(Material provided)

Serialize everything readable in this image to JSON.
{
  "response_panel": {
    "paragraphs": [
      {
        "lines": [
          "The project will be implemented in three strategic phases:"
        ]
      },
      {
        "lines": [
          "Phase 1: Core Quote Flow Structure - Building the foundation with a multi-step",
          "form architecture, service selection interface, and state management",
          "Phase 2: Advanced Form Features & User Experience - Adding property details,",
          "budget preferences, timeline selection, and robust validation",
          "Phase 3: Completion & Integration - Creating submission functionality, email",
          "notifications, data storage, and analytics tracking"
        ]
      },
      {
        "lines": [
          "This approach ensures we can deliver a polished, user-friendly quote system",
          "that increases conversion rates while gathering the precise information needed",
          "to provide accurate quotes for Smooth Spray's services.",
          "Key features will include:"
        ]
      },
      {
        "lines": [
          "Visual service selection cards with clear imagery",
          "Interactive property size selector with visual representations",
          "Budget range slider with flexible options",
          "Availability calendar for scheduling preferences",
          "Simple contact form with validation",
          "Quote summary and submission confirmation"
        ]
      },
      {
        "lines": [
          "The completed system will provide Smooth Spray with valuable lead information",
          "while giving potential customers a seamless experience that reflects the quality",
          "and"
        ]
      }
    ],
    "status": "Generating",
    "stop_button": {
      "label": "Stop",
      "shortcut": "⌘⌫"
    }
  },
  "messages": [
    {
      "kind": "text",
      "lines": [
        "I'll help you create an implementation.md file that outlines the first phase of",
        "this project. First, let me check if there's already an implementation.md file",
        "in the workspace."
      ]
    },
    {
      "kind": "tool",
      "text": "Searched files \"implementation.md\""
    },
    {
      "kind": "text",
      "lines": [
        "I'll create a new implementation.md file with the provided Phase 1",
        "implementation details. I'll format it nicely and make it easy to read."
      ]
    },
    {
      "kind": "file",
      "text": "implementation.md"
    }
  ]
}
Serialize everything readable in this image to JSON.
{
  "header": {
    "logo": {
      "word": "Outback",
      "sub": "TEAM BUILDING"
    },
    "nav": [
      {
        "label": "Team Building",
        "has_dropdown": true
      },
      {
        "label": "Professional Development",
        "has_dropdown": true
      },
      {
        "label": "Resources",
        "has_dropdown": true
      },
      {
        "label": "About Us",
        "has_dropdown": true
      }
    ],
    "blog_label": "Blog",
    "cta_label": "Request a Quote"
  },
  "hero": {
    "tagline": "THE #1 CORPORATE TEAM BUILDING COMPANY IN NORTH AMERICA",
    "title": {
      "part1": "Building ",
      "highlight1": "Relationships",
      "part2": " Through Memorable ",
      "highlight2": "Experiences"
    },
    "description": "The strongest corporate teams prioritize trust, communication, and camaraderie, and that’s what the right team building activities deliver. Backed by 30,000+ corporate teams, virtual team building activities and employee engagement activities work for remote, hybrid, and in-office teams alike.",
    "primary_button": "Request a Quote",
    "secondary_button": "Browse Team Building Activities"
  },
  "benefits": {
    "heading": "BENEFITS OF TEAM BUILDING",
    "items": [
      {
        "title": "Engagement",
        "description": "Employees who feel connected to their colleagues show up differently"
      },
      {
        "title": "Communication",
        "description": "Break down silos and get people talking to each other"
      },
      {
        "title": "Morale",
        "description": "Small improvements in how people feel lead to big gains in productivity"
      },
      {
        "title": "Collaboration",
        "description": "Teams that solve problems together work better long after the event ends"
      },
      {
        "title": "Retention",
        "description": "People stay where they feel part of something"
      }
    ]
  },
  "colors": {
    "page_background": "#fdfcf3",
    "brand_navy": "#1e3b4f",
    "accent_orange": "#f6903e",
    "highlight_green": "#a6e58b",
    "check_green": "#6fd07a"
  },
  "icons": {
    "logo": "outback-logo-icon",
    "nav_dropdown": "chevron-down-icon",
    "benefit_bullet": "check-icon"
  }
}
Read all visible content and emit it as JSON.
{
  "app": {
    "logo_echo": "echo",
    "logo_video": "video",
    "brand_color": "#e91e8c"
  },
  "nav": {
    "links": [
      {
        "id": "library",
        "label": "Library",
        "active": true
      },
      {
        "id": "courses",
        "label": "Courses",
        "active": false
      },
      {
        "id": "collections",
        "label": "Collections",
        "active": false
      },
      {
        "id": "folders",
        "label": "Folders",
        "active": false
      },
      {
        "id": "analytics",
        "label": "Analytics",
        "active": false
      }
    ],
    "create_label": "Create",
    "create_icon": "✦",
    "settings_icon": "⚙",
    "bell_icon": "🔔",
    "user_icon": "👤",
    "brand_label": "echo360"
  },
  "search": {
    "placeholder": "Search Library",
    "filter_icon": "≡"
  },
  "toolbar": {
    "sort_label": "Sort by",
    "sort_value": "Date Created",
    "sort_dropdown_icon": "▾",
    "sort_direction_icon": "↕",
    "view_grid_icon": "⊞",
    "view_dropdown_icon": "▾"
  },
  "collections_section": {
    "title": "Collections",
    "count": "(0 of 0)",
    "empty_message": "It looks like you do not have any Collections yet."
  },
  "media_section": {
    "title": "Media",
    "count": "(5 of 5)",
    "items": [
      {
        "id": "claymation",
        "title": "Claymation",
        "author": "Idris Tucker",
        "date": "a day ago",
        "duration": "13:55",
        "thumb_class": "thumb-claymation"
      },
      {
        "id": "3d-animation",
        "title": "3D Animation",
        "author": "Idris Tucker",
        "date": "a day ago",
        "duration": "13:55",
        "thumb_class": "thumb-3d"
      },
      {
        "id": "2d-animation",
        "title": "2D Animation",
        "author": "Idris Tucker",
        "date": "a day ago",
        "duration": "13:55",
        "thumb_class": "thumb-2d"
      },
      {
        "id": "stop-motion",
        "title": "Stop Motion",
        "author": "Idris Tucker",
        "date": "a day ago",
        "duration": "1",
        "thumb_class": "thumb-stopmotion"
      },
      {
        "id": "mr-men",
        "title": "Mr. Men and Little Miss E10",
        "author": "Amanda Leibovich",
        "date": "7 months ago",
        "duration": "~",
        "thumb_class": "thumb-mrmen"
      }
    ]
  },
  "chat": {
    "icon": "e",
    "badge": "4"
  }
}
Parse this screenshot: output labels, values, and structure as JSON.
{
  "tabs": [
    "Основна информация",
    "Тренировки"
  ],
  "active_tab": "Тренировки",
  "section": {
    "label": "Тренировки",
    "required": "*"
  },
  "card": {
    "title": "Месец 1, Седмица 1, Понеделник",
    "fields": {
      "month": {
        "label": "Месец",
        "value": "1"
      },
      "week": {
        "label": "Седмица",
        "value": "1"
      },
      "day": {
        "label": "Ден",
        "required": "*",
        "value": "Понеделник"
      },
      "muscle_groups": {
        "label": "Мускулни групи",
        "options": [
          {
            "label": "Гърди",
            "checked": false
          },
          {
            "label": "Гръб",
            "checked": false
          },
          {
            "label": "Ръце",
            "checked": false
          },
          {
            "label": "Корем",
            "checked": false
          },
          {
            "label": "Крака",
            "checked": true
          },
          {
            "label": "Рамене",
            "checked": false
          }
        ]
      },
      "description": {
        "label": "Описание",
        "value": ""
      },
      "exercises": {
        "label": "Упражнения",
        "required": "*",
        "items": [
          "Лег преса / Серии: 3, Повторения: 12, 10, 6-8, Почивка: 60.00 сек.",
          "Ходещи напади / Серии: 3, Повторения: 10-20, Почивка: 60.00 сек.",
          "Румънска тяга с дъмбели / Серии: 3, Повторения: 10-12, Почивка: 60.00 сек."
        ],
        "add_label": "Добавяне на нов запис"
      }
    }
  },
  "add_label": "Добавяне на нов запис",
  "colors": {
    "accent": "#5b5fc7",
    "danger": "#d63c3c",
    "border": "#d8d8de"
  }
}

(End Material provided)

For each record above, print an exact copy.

» **Reply to the task**
Serialize everything readable in this image to JSON.
{
  "response_panel": {
    "paragraphs": [
      {
        "lines": [
          "The project will be implemented in three strategic phases:"
        ]
      },
      {
        "lines": [
          "Phase 1: Core Quote Flow Structure - Building the foundation with a multi-step",
          "form architecture, service selection interface, and state management",
          "Phase 2: Advanced Form Features & User Experience - Adding property details,",
          "budget preferences, timeline selection, and robust validation",
          "Phase 3: Completion & Integration - Creating submission functionality, email",
          "notifications, data storage, and analytics tracking"
        ]
      },
      {
        "lines": [
          "This approach ensures we can deliver a polished, user-friendly quote system",
          "that increases conversion rates while gathering the precise information needed",
          "to provide accurate quotes for Smooth Spray's services.",
          "Key features will include:"
        ]
      },
      {
        "lines": [
          "Visual service selection cards with clear imagery",
          "Interactive property size selector with visual representations",
          "Budget range slider with flexible options",
          "Availability calendar for scheduling preferences",
          "Simple contact form with validation",
          "Quote summary and submission confirmation"
        ]
      },
      {
        "lines": [
          "The completed system will provide Smooth Spray with valuable lead information",
          "while giving potential customers a seamless experience that reflects the quality",
          "and"
        ]
      }
    ],
    "status": "Generating",
    "stop_button": {
      "label": "Stop",
      "shortcut": "⌘⌫"
    }
  },
  "messages": [
    {
      "kind": "text",
      "lines": [
        "I'll help you create an implementation.md file that outlines the first phase of",
        "this project. First, let me check if there's already an implementation.md file",
        "in the workspace."
      ]
    },
    {
      "kind": "tool",
      "text": "Searched files \"implementation.md\""
    },
    {
      "kind": "text",
      "lines": [
        "I'll create a new implementation.md file with the provided Phase 1",
        "implementation details. I'll format it nicely and make it easy to read."
      ]
    },
    {
      "kind": "file",
      "text": "implementation.md"
    }
  ]
}
Serialize everything readable in this image to JSON.
{
  "header": {
    "logo": {
      "word": "Outback",
      "sub": "TEAM BUILDING"
    },
    "nav": [
      {
        "label": "Team Building",
        "has_dropdown": true
      },
      {
        "label": "Professional Development",
        "has_dropdown": true
      },
      {
        "label": "Resources",
        "has_dropdown": true
      },
      {
        "label": "About Us",
        "has_dropdown": true
      }
    ],
    "blog_label": "Blog",
    "cta_label": "Request a Quote"
  },
  "hero": {
    "tagline": "THE #1 CORPORATE TEAM BUILDING COMPANY IN NORTH AMERICA",
    "title": {
      "part1": "Building ",
      "highlight1": "Relationships",
      "part2": " Through Memorable ",
      "highlight2": "Experiences"
    },
    "description": "The strongest corporate teams prioritize trust, communication, and camaraderie, and that’s what the right team building activities deliver. Backed by 30,000+ corporate teams, virtual team building activities and employee engagement activities work for remote, hybrid, and in-office teams alike.",
    "primary_button": "Request a Quote",
    "secondary_button": "Browse Team Building Activities"
  },
  "benefits": {
    "heading": "BENEFITS OF TEAM BUILDING",
    "items": [
      {
        "title": "Engagement",
        "description": "Employees who feel connected to their colleagues show up differently"
      },
      {
        "title": "Communication",
        "description": "Break down silos and get people talking to each other"
      },
      {
        "title": "Morale",
        "description": "Small improvements in how people feel lead to big gains in productivity"
      },
      {
        "title": "Collaboration",
        "description": "Teams that solve problems together work better long after the event ends"
      },
      {
        "title": "Retention",
        "description": "People stay where they feel part of something"
      }
    ]
  },
  "colors": {
    "page_background": "#fdfcf3",
    "brand_navy": "#1e3b4f",
    "accent_orange": "#f6903e",
    "highlight_green": "#a6e58b",
    "check_green": "#6fd07a"
  },
  "icons": {
    "logo": "outback-logo-icon",
    "nav_dropdown": "chevron-down-icon",
    "benefit_bullet": "check-icon"
  }
}
Read all visible content and emit it as JSON.
{
  "app": {
    "logo_echo": "echo",
    "logo_video": "video",
    "brand_color": "#e91e8c"
  },
  "nav": {
    "links": [
      {
        "id": "library",
        "label": "Library",
        "active": true
      },
      {
        "id": "courses",
        "label": "Courses",
        "active": false
      },
      {
        "id": "collections",
        "label": "Collections",
        "active": false
      },
      {
        "id": "folders",
        "label": "Folders",
        "active": false
      },
      {
        "id": "analytics",
        "label": "Analytics",
        "active": false
      }
    ],
    "create_label": "Create",
    "create_icon": "✦",
    "settings_icon": "⚙",
    "bell_icon": "🔔",
    "user_icon": "👤",
    "brand_label": "echo360"
  },
  "search": {
    "placeholder": "Search Library",
    "filter_icon": "≡"
  },
  "toolbar": {
    "sort_label": "Sort by",
    "sort_value": "Date Created",
    "sort_dropdown_icon": "▾",
    "sort_direction_icon": "↕",
    "view_grid_icon": "⊞",
    "view_dropdown_icon": "▾"
  },
  "collections_section": {
    "title": "Collections",
    "count": "(0 of 0)",
    "empty_message": "It looks like you do not have any Collections yet."
  },
  "media_section": {
    "title": "Media",
    "count": "(5 of 5)",
    "items": [
      {
        "id": "claymation",
        "title": "Claymation",
        "author": "Idris Tucker",
        "date": "a day ago",
        "duration": "13:55",
        "thumb_class": "thumb-claymation"
      },
      {
        "id": "3d-animation",
        "title": "3D Animation",
        "author": "Idris Tucker",
        "date": "a day ago",
        "duration": "13:55",
        "thumb_class": "thumb-3d"
      },
      {
        "id": "2d-animation",
        "title": "2D Animation",
        "author": "Idris Tucker",
        "date": "a day ago",
        "duration": "13:55",
        "thumb_class": "thumb-2d"
      },
      {
        "id": "stop-motion",
        "title": "Stop Motion",
        "author": "Idris Tucker",
        "date": "a day ago",
        "duration": "1",
        "thumb_class": "thumb-stopmotion"
      },
      {
        "id": "mr-men",
        "title": "Mr. Men and Little Miss E10",
        "author": "Amanda Leibovich",
        "date": "7 months ago",
        "duration": "~",
        "thumb_class": "thumb-mrmen"
      }
    ]
  },
  "chat": {
    "icon": "e",
    "badge": "4"
  }
}
Parse this screenshot: output labels, values, and structure as JSON.
{
  "tabs": [
    "Основна информация",
    "Тренировки"
  ],
  "active_tab": "Тренировки",
  "section": {
    "label": "Тренировки",
    "required": "*"
  },
  "card": {
    "title": "Месец 1, Седмица 1, Понеделник",
    "fields": {
      "month": {
        "label": "Месец",
        "value": "1"
      },
      "week": {
        "label": "Седмица",
        "value": "1"
      },
      "day": {
        "label": "Ден",
        "required": "*",
        "value": "Понеделник"
      },
      "muscle_groups": {
        "label": "Мускулни групи",
        "options": [
          {
            "label": "Гърди",
            "checked": false
          },
          {
            "label": "Гръб",
            "checked": false
          },
          {
            "label": "Ръце",
            "checked": false
          },
          {
            "label": "Корем",
            "checked": false
          },
          {
            "label": "Крака",
            "checked": true
          },
          {
            "label": "Рамене",
            "checked": false
          }
        ]
      },
      "description": {
        "label": "Описание",
        "value": ""
      },
      "exercises": {
        "label": "Упражнения",
        "required": "*",
        "items": [
          "Лег преса / Серии: 3, Повторения: 12, 10, 6-8, Почивка: 60.00 сек.",
          "Ходещи напади / Серии: 3, Повторения: 10-20, Почивка: 60.00 сек.",
          "Румънска тяга с дъмбели / Серии: 3, Повторения: 10-12, Почивка: 60.00 сек."
        ],
        "add_label": "Добавяне на нов запис"
      }
    }
  },
  "add_label": "Добавяне на нов запис",
  "colors": {
    "accent": "#5b5fc7",
    "danger": "#d63c3c",
    "border": "#d8d8de"
  }
}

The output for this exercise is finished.